Friday, February 17, 2012

Tips for Relieving Dental Anxiety

Apprehension and anxiety are common for many patients prior to visiting the dentist. Unfortunately, many people suffer from a more severe form of anxiety know as dental phobia. If this causes you to delay or avoid treatment it can have a negative impact on your overall health.
Here are some strategies for relieving your dental anxiety:


Knowledge is the greatest defense against anxiety, according to the Academy of General Dentistry. Make sure that before any treatments your dentist has explained your treatment options, what will be performed, and what you should expect as the patient. Research any procedures you feel uncomfortable about. Talk to friends or family members who have received similar treatments about their experience. Become familiar with the dentist office where your treatment will take place. Dental offices have changed dramatically over the years, the environment is more soothing, the technology more advanced, and most procedures can be completed quickly and painlessly.


It's very important to communicate your fears and concerns to your dentist. There may be specialized care or medications that your dentist can provide to help with your anxiety, but you won't know unless you communicate your needs. Visit a dentist you trust, one who will take the time to talk to you and understand your fears. Make sure you have an open and honest relationship and that you are on the same page. Sometimes just knowing what to expect can eliminate your fears.


Anxiety commonly causes people to inadvertently hold their breath. This only increases the panic feeling. Focus on breathing regularly and slowly, take big breaths and pause between inhaling and exhaling.
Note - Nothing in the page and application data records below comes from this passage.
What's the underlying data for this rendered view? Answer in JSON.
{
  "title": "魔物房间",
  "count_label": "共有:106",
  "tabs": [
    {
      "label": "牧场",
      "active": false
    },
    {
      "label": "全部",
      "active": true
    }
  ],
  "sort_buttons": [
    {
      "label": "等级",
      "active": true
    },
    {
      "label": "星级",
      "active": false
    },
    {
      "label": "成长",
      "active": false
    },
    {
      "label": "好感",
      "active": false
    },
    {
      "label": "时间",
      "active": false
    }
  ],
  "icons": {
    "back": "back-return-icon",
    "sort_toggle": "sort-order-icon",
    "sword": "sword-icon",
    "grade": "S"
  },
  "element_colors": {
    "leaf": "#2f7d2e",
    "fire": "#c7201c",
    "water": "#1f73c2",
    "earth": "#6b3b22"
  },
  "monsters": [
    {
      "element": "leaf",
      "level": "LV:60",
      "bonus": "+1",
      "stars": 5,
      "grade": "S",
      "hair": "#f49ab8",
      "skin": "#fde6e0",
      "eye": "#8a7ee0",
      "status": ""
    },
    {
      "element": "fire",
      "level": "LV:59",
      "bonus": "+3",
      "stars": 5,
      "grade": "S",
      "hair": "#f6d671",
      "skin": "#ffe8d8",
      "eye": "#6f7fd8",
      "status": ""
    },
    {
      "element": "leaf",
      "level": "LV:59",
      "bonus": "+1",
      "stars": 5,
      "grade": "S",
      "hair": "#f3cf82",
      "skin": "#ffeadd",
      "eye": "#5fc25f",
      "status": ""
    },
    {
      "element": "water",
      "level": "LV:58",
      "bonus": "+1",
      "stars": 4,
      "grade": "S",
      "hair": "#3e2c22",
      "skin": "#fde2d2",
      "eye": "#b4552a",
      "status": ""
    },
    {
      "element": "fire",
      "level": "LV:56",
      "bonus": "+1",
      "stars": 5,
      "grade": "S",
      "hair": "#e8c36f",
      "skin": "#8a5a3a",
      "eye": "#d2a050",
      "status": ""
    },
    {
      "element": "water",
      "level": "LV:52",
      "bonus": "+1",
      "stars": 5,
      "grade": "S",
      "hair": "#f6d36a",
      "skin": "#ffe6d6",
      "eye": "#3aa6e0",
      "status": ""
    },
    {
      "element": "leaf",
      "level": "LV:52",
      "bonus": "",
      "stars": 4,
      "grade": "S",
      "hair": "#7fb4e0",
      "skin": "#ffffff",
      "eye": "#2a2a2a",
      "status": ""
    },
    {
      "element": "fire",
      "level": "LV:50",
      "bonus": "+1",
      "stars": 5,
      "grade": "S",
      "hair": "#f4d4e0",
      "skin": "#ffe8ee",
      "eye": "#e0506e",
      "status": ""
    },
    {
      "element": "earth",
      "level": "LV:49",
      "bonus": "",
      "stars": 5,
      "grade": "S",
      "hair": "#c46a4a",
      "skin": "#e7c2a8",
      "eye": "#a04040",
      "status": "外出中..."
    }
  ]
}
Distraction Techniques:

You may find that focusing your attention away from your dental treatment may help to avoid anxiety.

You may try:
  • listening to music, or watching a movie or TV
  • concentrating on relaxing your body and breathing
  • thinking about something that gives you pleasure (ie. playing baseball, relaxing on the beach).


    Making some minor changes to your diet before visiting the dentist can help with your anxiety. Try to avoid caffeine and stay away from sugary foods. Eat high-protein foods and drink plenty of water.

Thursday, January 12, 2012


My four month old daughter is drooling a lot all of the sudden, which makes me suspect that she will be teething soon.  So I thought I would write a post about teething.

Teething may start as early as 3 months and as late as 12.  The first teeth typically appear between 6-9 months.  When your baby begins teething you may notice drooling, crying, and fussiness.  You may also notice a swelling of the gums.  It's a misconception that teething causes fever (temperature above 100F), although it could possibly cause a slightly elevated temperature.  So if your baby is running a fever don't disregard it as a symptom of teething.  It's not.  These symptoms will appear 3-5 days before the tooth shows and will disappear after the tooth cuts through.

The infant teeth generally emerge in pairs and will start with the lower incisors.  You can check if your baby is teething by rubbing your finger along the gums, feeling for swollen ridges. 

Infants chew on objects to aid in the teething process, breaking down some of the gum tissue which promotes the growth of the teeth out of the gums.  A teething ring or a chilled pacifier can work well to relieve the discomfort.

Remember, you should begin brushing your baby's teeth once they appear.  

Tuesday, January 3, 2012

Molly's First Visit

I was very nervous when my sister-in-law scheduled an appointment for my 3 year old niece to come see me for the first time.  I am very close to my niece, but to her I have always been Aunt Abby and not Dr. Mann.  I'm comfortable seeing children at this age, but I know that visiting the dentist can be a very scary thing for them, and I didn't want her have a bad experience and associate it with me.  I could just imagine Molly crying inconsolably the next time I visit her at her house because she thinks Dr. Mann is there to stick something into her mouth again.

Fortunately, all of my fears were unfounded.  Molly was nervous at first, but her anxiety quickly subsided and she was a great patient.  She let me clean her teeth and give her an exam without any tears.  And she must have known that her mother and I were worried about the outcome of the visit because afterwards she told her mom, "Mom I did good, I did not even cry!"  She got to play with a new Christmas toy as a reward.